Nothing Has Changed – And That’s The Problem

Submitted by Charles Hugh-Smith of OfTwoMinds blog, Playing monetary games has done nothing to eliminate moral hazard. If we step back and look at the past six years since the global financial meltdown of 2008, we see that in terms of financial and political power, nothing has changed–and that’s the problem. If nothing has changed structurally, then none of the problems that caused the meltdown have truly been addressed. All that’s changed is the vast expansion of monetary games has masked the dysfunctional reality that the same old vested interests that had a death-grip on wealth and power in 2008 have tightened their death-grip in the past six years. Here’s the problem facing every nation and trading bloc: 1. Vested interests institutionalized moral hazard, separating their gains from the consequences of taking risks. This is also known as privatized gains, socialized losses: vested interests reaped the gains from risky […] Read More

Tim Geithner Admits “Too Big To Fail” Hasn’t Gone Anywhere (And That’s The Way He Likes It)

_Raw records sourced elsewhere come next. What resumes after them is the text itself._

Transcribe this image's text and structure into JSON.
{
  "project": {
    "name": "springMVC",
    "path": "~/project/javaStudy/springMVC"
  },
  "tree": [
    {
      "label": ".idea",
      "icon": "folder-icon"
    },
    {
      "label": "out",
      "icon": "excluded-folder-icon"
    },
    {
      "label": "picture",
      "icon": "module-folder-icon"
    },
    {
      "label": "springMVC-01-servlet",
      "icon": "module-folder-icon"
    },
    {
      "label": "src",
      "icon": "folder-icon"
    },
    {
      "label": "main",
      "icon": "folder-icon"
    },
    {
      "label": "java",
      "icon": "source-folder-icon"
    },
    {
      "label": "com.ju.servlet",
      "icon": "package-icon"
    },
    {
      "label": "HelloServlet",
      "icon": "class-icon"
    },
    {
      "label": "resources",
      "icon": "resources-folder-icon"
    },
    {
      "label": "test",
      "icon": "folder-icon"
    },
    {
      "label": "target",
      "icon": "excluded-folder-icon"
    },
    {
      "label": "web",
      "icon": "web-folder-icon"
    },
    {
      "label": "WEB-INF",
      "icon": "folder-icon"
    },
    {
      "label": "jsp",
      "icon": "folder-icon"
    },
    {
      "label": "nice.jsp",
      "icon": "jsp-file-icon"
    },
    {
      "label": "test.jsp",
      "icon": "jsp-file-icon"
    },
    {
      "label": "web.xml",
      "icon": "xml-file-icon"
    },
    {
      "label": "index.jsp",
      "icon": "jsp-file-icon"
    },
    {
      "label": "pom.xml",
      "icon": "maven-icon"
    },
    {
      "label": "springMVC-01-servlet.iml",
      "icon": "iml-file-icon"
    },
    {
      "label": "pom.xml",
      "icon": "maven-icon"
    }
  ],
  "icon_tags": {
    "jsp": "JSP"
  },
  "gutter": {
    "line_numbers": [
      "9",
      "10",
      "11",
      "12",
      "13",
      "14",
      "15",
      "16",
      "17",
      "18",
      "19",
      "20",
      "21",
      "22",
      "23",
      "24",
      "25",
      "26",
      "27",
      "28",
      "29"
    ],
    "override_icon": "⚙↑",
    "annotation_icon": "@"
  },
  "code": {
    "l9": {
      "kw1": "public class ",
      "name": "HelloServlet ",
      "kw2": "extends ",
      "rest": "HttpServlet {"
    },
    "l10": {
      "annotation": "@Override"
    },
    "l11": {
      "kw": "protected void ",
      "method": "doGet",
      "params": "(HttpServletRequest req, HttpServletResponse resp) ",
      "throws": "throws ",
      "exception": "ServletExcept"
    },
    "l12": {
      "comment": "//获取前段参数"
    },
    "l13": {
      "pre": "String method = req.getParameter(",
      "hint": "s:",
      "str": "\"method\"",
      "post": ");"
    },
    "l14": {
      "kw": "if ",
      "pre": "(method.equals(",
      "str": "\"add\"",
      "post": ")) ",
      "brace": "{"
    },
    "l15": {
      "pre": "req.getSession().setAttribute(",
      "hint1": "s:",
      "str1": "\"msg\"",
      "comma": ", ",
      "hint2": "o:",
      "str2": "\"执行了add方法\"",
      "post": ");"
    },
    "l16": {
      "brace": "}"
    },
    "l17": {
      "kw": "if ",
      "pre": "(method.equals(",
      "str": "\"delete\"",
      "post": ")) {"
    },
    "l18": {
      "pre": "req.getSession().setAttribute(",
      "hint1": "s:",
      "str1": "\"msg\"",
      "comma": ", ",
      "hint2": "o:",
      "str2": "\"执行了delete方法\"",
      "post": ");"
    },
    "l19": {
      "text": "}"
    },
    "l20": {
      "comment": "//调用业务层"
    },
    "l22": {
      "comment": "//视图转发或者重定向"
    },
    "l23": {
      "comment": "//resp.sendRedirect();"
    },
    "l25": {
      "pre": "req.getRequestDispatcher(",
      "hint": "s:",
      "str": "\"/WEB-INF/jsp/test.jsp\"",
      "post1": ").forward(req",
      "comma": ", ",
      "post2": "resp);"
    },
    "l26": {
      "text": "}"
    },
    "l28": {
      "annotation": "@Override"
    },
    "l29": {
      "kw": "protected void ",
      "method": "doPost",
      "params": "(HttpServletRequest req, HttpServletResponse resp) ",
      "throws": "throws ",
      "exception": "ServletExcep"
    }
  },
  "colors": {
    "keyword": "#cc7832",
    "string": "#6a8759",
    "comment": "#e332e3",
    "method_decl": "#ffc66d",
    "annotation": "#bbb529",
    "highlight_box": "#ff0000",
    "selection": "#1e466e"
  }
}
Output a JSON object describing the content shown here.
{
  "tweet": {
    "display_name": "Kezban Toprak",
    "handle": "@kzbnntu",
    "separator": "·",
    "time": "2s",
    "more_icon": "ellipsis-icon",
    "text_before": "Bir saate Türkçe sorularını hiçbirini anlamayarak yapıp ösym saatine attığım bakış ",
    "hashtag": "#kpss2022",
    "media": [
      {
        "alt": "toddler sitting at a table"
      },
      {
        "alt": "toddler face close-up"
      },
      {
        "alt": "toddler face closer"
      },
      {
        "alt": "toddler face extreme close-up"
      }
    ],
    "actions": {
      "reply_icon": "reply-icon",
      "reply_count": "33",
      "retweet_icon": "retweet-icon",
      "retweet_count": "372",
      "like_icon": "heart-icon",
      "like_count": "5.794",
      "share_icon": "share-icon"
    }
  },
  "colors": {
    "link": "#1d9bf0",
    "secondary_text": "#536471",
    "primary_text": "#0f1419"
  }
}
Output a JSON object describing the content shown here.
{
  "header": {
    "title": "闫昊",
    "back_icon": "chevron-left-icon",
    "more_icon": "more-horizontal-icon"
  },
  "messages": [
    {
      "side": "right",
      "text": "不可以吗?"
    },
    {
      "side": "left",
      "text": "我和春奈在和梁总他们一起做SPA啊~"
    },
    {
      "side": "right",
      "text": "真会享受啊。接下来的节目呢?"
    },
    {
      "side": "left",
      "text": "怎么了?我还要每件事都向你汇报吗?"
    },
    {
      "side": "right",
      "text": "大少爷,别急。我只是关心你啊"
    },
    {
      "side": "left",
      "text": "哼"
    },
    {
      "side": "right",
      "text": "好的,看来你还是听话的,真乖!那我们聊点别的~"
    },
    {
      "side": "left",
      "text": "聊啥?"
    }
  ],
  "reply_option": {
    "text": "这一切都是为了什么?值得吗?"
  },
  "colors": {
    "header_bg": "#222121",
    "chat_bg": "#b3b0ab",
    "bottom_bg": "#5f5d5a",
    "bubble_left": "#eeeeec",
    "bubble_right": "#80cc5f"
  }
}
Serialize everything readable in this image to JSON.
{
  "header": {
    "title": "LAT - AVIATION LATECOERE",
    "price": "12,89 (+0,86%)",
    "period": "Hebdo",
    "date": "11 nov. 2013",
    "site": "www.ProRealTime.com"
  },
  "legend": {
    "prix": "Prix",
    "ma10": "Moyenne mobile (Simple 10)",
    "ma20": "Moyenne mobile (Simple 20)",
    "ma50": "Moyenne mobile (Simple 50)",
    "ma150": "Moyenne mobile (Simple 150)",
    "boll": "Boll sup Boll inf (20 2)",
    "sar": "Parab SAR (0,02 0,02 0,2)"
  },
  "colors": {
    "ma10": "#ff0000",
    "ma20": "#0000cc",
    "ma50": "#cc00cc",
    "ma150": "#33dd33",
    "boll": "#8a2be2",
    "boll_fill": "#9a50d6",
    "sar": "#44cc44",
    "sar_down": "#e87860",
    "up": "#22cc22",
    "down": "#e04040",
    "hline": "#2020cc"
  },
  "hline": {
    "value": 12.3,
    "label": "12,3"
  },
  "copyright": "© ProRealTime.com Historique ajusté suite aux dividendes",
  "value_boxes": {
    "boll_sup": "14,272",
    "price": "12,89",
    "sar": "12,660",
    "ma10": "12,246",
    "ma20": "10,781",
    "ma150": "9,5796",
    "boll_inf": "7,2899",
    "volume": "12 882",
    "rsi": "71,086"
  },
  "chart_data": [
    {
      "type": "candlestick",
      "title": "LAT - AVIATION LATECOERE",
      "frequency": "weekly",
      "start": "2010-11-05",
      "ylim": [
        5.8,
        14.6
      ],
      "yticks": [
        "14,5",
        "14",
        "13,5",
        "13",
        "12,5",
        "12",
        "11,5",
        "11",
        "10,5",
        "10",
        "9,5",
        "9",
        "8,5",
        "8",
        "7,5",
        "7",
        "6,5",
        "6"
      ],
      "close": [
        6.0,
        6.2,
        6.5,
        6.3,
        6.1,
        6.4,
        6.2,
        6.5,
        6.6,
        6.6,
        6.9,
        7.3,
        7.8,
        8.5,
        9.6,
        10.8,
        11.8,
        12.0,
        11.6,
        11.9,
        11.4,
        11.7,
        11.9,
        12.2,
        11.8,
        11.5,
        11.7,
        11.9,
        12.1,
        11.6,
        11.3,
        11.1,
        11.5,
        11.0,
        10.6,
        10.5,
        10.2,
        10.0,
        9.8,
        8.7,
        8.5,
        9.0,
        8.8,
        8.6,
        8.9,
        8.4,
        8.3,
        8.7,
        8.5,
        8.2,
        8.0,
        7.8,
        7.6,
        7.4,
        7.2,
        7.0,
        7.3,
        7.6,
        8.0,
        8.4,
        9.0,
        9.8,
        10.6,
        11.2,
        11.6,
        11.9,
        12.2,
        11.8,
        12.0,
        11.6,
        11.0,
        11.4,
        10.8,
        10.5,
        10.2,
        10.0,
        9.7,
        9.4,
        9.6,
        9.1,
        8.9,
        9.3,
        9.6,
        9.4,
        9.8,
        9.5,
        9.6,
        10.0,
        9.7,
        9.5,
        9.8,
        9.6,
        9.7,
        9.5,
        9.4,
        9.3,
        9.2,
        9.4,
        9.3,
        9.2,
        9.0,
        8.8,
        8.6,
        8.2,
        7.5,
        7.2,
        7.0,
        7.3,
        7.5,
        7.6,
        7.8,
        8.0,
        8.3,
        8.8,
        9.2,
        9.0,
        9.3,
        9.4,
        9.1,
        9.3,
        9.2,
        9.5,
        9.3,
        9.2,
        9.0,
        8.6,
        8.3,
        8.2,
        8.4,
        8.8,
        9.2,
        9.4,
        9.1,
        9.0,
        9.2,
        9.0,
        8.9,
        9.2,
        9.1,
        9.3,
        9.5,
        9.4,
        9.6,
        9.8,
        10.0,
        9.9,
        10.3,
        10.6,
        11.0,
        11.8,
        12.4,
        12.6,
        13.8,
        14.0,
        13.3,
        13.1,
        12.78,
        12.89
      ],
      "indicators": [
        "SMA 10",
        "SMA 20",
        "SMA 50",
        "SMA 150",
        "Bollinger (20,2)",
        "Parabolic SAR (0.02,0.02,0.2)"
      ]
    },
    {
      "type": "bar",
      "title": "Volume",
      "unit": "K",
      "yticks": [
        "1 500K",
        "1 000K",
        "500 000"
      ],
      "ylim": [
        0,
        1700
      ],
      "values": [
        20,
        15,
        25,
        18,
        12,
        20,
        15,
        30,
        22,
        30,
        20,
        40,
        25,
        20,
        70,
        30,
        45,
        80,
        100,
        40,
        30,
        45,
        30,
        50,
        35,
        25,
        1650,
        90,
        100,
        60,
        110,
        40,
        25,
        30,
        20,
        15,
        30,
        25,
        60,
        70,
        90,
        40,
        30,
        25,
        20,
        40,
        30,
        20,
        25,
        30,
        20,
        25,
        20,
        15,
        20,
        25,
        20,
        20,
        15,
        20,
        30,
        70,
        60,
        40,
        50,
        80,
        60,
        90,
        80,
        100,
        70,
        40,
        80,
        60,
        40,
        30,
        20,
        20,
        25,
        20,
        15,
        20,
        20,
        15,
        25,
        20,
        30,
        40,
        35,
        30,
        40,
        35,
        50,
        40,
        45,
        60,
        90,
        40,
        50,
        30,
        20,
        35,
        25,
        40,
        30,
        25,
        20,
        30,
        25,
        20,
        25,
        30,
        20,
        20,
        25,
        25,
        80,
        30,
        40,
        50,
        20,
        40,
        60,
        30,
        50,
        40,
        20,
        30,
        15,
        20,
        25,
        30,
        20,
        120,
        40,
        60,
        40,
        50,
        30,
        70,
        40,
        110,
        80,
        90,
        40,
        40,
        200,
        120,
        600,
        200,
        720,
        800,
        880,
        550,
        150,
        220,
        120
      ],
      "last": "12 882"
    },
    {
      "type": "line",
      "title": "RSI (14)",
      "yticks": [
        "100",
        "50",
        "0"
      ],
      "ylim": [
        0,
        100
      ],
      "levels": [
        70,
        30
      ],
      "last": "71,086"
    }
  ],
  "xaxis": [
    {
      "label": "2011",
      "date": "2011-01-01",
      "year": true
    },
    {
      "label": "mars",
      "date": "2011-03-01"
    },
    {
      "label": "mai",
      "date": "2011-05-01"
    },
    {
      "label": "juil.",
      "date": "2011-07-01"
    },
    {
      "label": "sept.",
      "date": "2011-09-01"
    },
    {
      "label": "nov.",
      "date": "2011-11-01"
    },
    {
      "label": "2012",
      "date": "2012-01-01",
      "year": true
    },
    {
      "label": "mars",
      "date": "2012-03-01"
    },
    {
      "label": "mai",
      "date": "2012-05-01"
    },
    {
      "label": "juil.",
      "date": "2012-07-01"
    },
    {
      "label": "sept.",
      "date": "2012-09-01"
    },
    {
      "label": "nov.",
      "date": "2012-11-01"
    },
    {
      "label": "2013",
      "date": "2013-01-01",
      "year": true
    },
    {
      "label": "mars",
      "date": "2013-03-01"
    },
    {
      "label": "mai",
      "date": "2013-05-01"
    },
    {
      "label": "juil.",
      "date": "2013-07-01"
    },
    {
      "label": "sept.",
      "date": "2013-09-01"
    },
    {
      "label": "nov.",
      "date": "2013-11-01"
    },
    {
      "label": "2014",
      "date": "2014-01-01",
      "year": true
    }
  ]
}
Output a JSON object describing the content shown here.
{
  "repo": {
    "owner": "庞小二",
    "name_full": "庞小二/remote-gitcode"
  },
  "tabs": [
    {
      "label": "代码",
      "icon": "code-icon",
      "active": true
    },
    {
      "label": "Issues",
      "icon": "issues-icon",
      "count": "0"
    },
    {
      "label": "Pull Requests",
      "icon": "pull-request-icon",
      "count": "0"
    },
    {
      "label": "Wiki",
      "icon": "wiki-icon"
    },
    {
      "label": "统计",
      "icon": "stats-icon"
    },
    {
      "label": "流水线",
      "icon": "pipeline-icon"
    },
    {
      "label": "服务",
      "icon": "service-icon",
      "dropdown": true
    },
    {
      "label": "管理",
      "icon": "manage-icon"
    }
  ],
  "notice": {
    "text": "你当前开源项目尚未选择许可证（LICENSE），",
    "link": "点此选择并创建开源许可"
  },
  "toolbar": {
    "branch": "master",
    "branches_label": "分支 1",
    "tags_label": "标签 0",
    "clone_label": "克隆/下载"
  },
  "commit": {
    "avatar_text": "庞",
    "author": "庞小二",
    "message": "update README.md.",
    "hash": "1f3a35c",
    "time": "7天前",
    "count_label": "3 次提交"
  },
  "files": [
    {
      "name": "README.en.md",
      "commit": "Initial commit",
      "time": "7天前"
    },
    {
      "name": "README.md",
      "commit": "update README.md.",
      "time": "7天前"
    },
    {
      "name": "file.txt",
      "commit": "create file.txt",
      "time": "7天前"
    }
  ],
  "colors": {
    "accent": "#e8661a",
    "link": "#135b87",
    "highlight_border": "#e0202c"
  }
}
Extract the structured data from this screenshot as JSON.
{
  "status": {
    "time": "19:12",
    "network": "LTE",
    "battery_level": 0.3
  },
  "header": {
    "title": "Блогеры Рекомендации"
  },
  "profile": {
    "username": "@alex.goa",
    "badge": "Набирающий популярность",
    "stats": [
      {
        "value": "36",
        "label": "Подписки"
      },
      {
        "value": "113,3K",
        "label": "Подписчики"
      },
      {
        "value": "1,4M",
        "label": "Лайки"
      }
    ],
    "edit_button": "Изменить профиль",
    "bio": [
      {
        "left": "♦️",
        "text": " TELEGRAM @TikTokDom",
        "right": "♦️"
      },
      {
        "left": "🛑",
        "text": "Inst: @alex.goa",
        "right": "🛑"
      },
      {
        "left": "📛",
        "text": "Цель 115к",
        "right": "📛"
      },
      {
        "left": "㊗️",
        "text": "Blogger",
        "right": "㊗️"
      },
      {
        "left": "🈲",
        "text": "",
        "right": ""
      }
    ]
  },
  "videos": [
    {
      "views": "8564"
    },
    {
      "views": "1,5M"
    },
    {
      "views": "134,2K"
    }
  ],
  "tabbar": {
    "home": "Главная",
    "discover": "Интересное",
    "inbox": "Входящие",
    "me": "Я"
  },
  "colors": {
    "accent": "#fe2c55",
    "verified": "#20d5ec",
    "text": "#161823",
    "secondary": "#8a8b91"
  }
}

Submitted by Mike Krieger of Liberty Blitzkrieg blog, But it is now clear that Geithner never believed his own talking points. To him, too-big-to-fail and the so-called moral hazard, or safety net, that it would create can’t really ever be fully taken away. During his lecture to Summers’s class, one student asked a question about “resolution authority,” a provision of the reform laws that is supposed to let the government wind down a complex financial institution without creating a domino effect. The question prompted Geithner onto a tangent about too-big-to-fail. “Does it still exist?” he said. “Yeah, of course it does.” Ending too-big-to-fail was “like Moby-Dick for economists or regulators. It’s not just quixotic, it’s misguided.” – From The New York Times Magazine article, What Timothy Geithner Really Thinks Never in a million years did I think I’d ever use an article by Andrew Ross Sorkin as the basis […] Read More